(Records from a dataset)
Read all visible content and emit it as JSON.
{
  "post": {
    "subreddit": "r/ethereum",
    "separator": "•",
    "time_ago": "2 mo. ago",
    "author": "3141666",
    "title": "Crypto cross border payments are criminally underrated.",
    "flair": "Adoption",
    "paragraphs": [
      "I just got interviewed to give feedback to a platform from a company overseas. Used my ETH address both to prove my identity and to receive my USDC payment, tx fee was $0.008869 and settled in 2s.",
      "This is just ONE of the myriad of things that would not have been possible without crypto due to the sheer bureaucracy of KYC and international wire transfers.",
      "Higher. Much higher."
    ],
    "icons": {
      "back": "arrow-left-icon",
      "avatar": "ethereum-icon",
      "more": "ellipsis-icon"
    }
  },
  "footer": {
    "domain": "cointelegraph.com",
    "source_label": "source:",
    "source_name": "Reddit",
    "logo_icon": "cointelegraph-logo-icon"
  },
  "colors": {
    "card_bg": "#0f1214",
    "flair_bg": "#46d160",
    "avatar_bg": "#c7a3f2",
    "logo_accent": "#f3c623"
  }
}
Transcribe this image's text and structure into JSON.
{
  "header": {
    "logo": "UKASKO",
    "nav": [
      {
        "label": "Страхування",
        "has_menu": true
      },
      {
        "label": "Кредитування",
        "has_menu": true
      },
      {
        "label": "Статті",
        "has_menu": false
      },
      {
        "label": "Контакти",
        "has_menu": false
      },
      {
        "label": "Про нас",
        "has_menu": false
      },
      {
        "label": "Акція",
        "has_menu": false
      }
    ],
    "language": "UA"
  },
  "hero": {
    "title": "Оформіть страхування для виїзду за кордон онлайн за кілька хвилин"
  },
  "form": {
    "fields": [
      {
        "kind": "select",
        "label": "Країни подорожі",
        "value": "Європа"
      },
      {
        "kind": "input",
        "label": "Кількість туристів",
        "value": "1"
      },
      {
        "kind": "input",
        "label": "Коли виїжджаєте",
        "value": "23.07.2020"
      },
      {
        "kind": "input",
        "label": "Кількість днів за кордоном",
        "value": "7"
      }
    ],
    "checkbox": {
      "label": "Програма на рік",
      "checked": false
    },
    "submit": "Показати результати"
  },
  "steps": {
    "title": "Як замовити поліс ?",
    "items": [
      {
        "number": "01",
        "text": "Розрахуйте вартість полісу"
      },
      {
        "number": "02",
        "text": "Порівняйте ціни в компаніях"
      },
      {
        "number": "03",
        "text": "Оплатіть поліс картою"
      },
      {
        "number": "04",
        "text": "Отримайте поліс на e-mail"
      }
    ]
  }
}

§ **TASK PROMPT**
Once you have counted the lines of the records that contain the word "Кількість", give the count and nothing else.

§ **SOLUTION FOR THIS PROBLEM**
2